Stand by for the first book on the Deepwater Horizon oil rig spill off Louisiana. It will undoubtedly describe the spill as a disaster. There will be plenty of blame for BP, and some for the oil industry generally. There will be talk of other oil spills, about banning offshore drilling. There will probably be a good deal of blame on the government for letting this happen, or not being ready enough to clean up the mess. Which is all fine. The problem is that, like books about any catastrophe, the books about this spill will focus our attention on a single high-profile event, and distract us from far greater risks that don't evoke the same degree of concern just because they don't happen in one place, at one time.
Don't blame publishing for this. The books that sell are the ones about things we're interested in, and it turns out that precisely because it is a singular, large scale, high profile event, a large oil spill scares us more than other risks to the ocean that are far greater, but take place spread out over time and location. That's how it is with the perception of risk...oil spills or anything else. Catastrophic is scarier than chronic, even through the chronic risks are usually much bigger. Plane crashes versus car crashes. Mine disasters versus all the miners who die every year from black lung disease. Catastrophic risks grab our attention, so books about them sell.
The problem is, focusing on these high profile events, just because they happen to ring our innate psychological risk perception alarm bells, can distract us from greater risks. Don't get me wrong. I'm no fan of oil spills. But we are creating vast dead zones in the oceans off our urban coasts where runoff laced with fertilizers is feeding the growth of massive mats of suffocating slime and algae, killing off anything bigger. These areas are far larger than the Deepwater Horizon spill, and they are occurring around the world. We are warming the oceans with climate change, and acidifying them with carbon dioxide-laced precipitation, killing coral reefs, the rain forests of the ocean. We choke the seas with physical waste, ravage vast tracts of sea floor with heavy steel nets towed behind bottom trawling fishing fleets. These are EACH environmental catastrophes. But none of them gets nearly the attention that oil spills do with their pathetic photogenic oil coated birds and seals and their gut-turning scenes of wide swaths of brown oily gunk coating the surface. And as a result, less is being done to protect us from far greater risks.

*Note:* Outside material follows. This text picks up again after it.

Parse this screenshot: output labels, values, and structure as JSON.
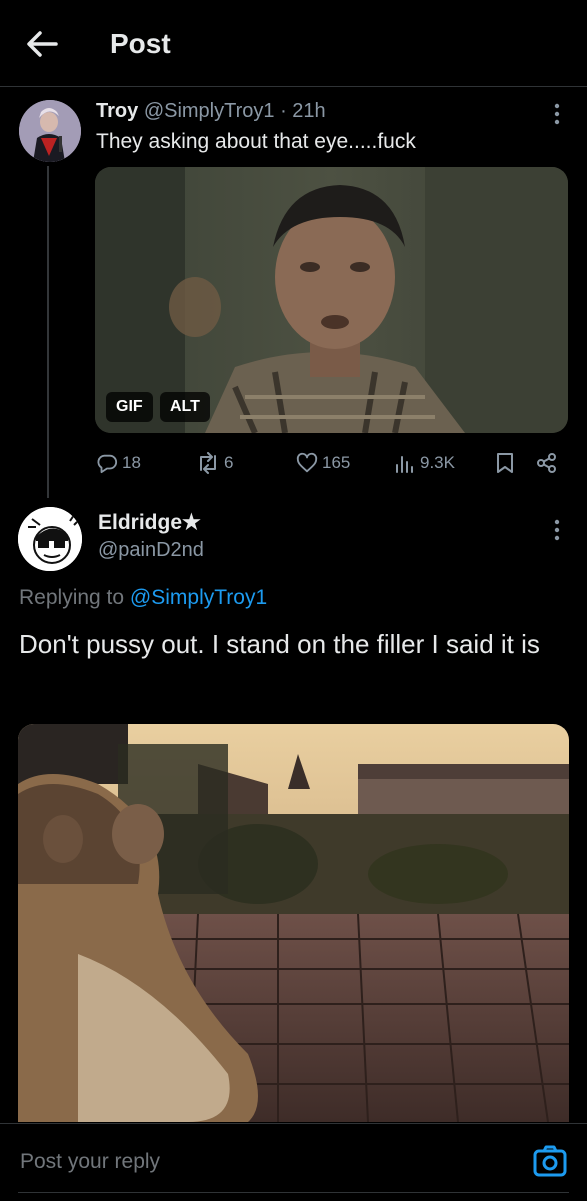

It's understandable. Risk perception is not a strictly fact-based, rational affair. It's affective, a mix of facts and feelings, cognition and intuition. Catastrophic risks are scarier than chronic ones. Human-made risks are scarier than natural threats. Risks imposed on us feel scarier than the same risk if we choose to take it ourselves. While we can't change the affective nature of the human risk response, we can recognize that sometimes, our feelings create what I call a Perception Gap, a gap between our fears and the facts that is dangerous in and of itself. If we're too afraid, or not afraid enough, we can do things that feel safe but actually raise our risk. And we can end up pushing the government for policies to protect us from what we're afraid of, even if that's not what actually threatens us the most, and resources spent on the relatively smaller risk are diverted away from protecting us from the bigger one.
There will always be interest in, and a market for, books about catastrophes. But let's hope that they don't play up our fears of these singular and awful events so much that we lose sight of where the real dangers lie. That would only be making the catastrophe, worse.
Follow David Ropeik on Twitter: www.twitter.com/dropeik